Limb girdle myasthenic syndrome often becomes apparent around 18 months of age and does not respond to standard treatments for CMS.  In 2006 David Beeson’s team published a research paper reporting mutations in the gene encoding a crucial muscle protein called DOK7.  These mutations affect the size and structure of the connection, known as the synapse, between the nerve ending and muscle at the neuromuscular junction.  They also caused abnormal maturation and survival of these synapses. For the first time scientists understood the cause of the disease in this group and the mechanism by which these mutations lead to muscle weakness. DOK7 mutations were quickly confirmed in similar cases worldwide.  They are now recognised as one of the commonest causes of CMS in the UK, responsible for around 21% of cases. The team also defined the clinical spectrum of patients with this form of the disease and together with the ability to identify DOK7 mutations this provides the basis of reliable diagnosis.  Diagnostic testing for DOK7 mutations is now routine for patients with suspected CMS.  A diagnostic service handling samples from the UK and Europe is provided by the Churchill Hospital and the Weatherall Institute of Molecular Medicine.  In the UK approximately 100 samples a year are sent for DOK7 testing and prenatal testing is also provided if requested. Similar screening services have now been established across Europe and in the USA.

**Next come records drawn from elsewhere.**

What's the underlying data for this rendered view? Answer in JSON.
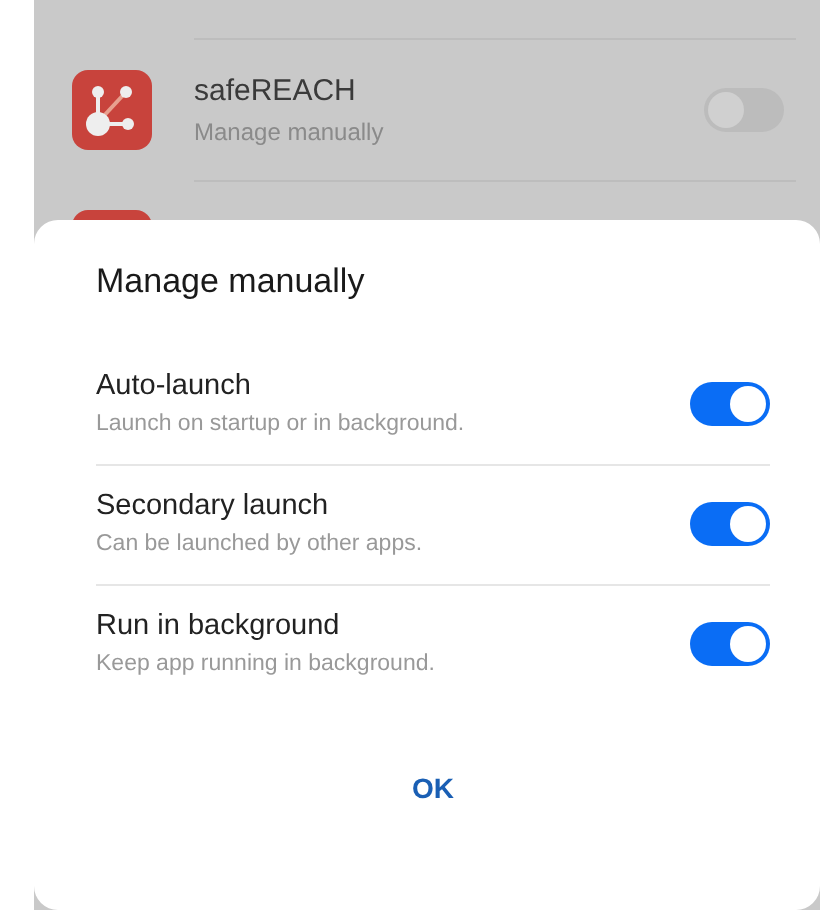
{
  "app_list": [
    {
      "name": "safeREACH",
      "status": "Manage manually",
      "on": false
    }
  ],
  "dialog": {
    "title": "Manage manually",
    "options": [
      {
        "label": "Auto-launch",
        "description": "Launch on startup or in background.",
        "on": true
      },
      {
        "label": "Secondary launch",
        "description": "Can be launched by other apps.",
        "on": true
      },
      {
        "label": "Run in background",
        "description": "Keep app running in background.",
        "on": true
      }
    ],
    "button": "OK"
  }
}
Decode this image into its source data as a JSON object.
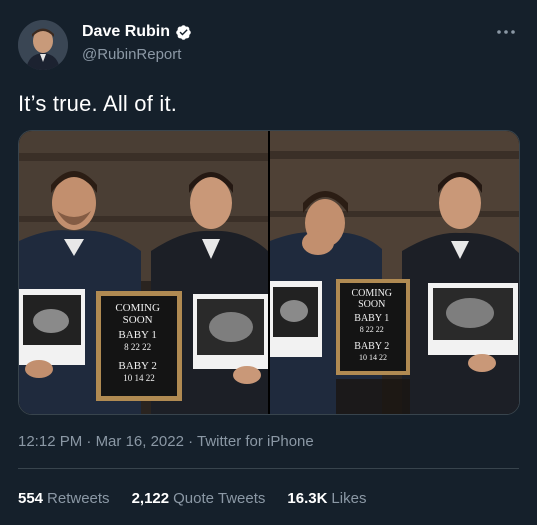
{
  "author": {
    "name": "Dave Rubin",
    "handle": "@RubinReport"
  },
  "tweet": {
    "text": "It’s true. All of it."
  },
  "photos": {
    "left": {
      "board_lines": [
        "COMING",
        "SOON",
        "BABY 1",
        "8 22 22",
        "BABY 2",
        "10 14 22"
      ]
    },
    "right": {
      "board_lines": [
        "COMING",
        "SOON",
        "BABY 1",
        "8 22 22",
        "BABY 2",
        "10 14 22"
      ]
    }
  },
  "meta": {
    "time": "12:12 PM",
    "sep1": " · ",
    "date": "Mar 16, 2022",
    "sep2": " · ",
    "source": "Twitter for iPhone"
  },
  "stats": {
    "retweets": {
      "count": "554",
      "label": "Retweets"
    },
    "quotes": {
      "count": "2,122",
      "label": "Quote Tweets"
    },
    "likes": {
      "count": "16.3K",
      "label": "Likes"
    }
  },
  "colors": {
    "background": "#15202b",
    "secondary_text": "#8b98a5",
    "verified": "#1d9bf0",
    "border": "#38444d"
  },
  "icons": [
    "verified-badge-icon",
    "more-options-icon"
  ]
}
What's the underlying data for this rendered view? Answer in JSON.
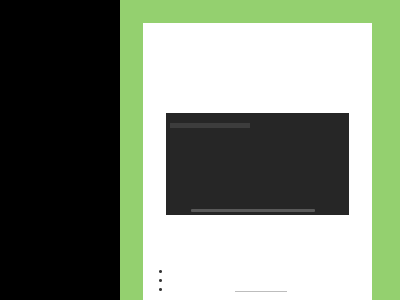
{
  "colors": {
    "left_panel": "#000000",
    "background": "#94d06f",
    "page": "#ffffff",
    "video_bg": "#262626"
  },
  "video": {
    "current_time": "",
    "total_time": "",
    "progress": 0.0
  },
  "list": {
    "items": [
      "",
      "",
      ""
    ]
  }
}
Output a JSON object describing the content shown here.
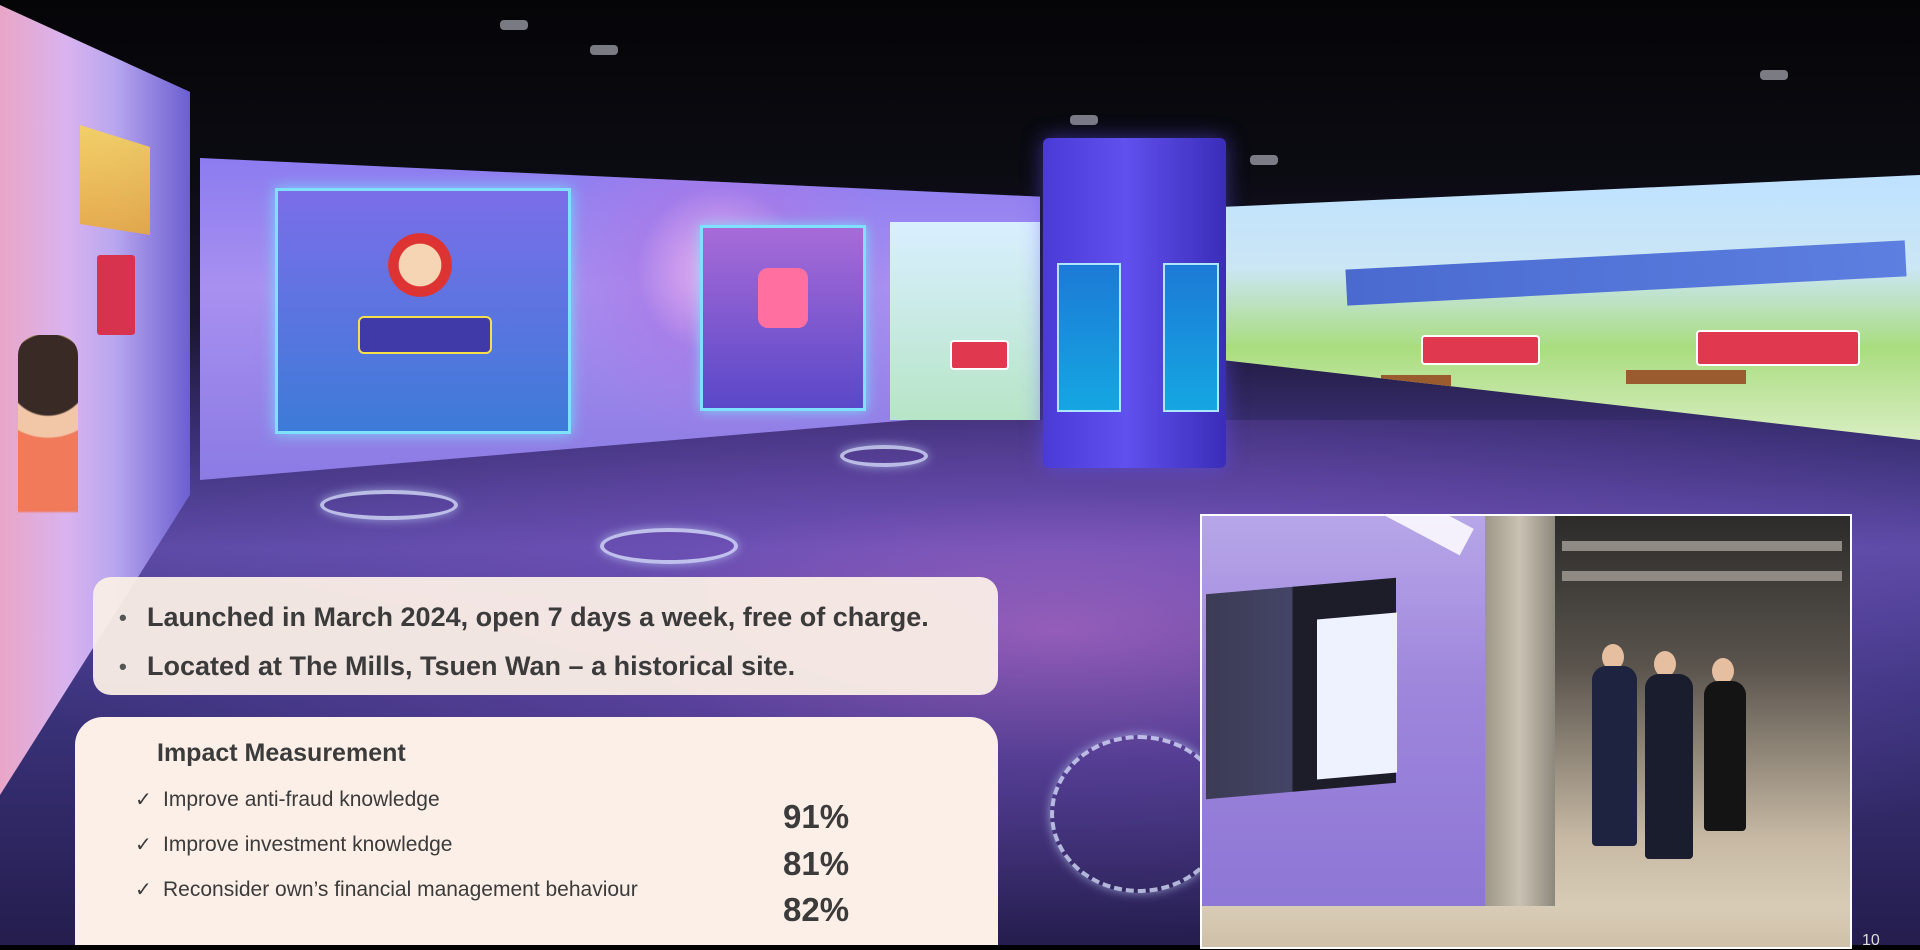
{
  "bullets": [
    {
      "marker": "•",
      "text": "Launched in March 2024, open 7 days a week, free of charge."
    },
    {
      "marker": "•",
      "text": "Located at The Mills, Tsuen Wan – a historical site."
    }
  ],
  "impact": {
    "heading": "Impact Measurement",
    "items": [
      {
        "check": "✓",
        "label": "Improve anti-fraud knowledge",
        "value": "91%"
      },
      {
        "check": "✓",
        "label": "Improve investment knowledge",
        "value": "81%"
      },
      {
        "check": "✓",
        "label": "Reconsider own’s financial management behaviour",
        "value": "82%"
      }
    ]
  },
  "page_number": "10",
  "colors": {
    "box_background": "#fbefe7",
    "text": "#3b3b3b",
    "projection_purple": "#8c7cf0",
    "tower_blue": "#4a3ad6"
  }
}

During their research the team also noticed that patients with DOK7 mutations either did not respond, or got worse when standard treatments for CMS were given.  However, they did respond to a class of drugs known as beta 2 adrenergic receptor agonists.  They subsequently found that giving patients this type of drug resulted in a dramatic improvement in their myasthenic weakness.  Other studies have confirmed these striking results. In one study all 9 children given the drug showed significant improvement and children who have been unable to walk for many years gained were able to walk independently.

As a result of the research by David Beeson and others in Oxford, the Department of Health set up a National Diagnostic and Advisory Service for CMS based at the John Radcliffe and Churchill Hospitals.  This is linked with Great Ormond Street Hospital, has been integrated into the NHS and forms part of a national ‘Rare Neuromuscular Diseases Service’. A national outpatient service is provided at which patients are advised about the genetic basis of the condition and offered the most appropriate treatment.  In a 2013 patient and family satisfaction survey, 89% reported they were completely satisfied with the service and 97% said that they felt involved in decisions about their care.